# Supplied data
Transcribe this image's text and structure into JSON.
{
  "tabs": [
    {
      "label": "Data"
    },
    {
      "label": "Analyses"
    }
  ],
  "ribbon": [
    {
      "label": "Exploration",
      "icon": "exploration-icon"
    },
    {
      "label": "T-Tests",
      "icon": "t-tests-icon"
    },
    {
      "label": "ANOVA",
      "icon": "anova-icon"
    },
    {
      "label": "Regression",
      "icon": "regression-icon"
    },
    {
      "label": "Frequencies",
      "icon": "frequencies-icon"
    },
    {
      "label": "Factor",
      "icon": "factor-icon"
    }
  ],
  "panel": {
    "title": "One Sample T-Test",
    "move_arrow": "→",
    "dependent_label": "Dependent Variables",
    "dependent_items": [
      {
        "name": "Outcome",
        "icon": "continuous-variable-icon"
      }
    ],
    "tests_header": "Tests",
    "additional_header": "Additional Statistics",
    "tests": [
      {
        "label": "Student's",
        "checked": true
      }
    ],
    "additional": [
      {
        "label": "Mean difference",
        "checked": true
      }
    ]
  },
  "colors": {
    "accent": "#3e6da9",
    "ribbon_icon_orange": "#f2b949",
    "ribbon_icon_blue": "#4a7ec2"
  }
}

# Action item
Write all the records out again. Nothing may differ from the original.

# Completed exercise
Transcribe this image's text and structure into JSON.
{
  "tabs": [
    {
      "label": "Data"
    },
    {
      "label": "Analyses"
    }
  ],
  "ribbon": [
    {
      "label": "Exploration",
      "icon": "exploration-icon"
    },
    {
      "label": "T-Tests",
      "icon": "t-tests-icon"
    },
    {
      "label": "ANOVA",
      "icon": "anova-icon"
    },
    {
      "label": "Regression",
      "icon": "regression-icon"
    },
    {
      "label": "Frequencies",
      "icon": "frequencies-icon"
    },
    {
      "label": "Factor",
      "icon": "factor-icon"
    }
  ],
  "panel": {
    "title": "One Sample T-Test",
    "move_arrow": "→",
    "dependent_label": "Dependent Variables",
    "dependent_items": [
      {
        "name": "Outcome",
        "icon": "continuous-variable-icon"
      }
    ],
    "tests_header": "Tests",
    "additional_header": "Additional Statistics",
    "tests": [
      {
        "label": "Student's",
        "checked": true
      }
    ],
    "additional": [
      {
        "label": "Mean difference",
        "checked": true
      }
    ]
  },
  "colors": {
    "accent": "#3e6da9",
    "ribbon_icon_orange": "#f2b949",
    "ribbon_icon_blue": "#4a7ec2"
  }
}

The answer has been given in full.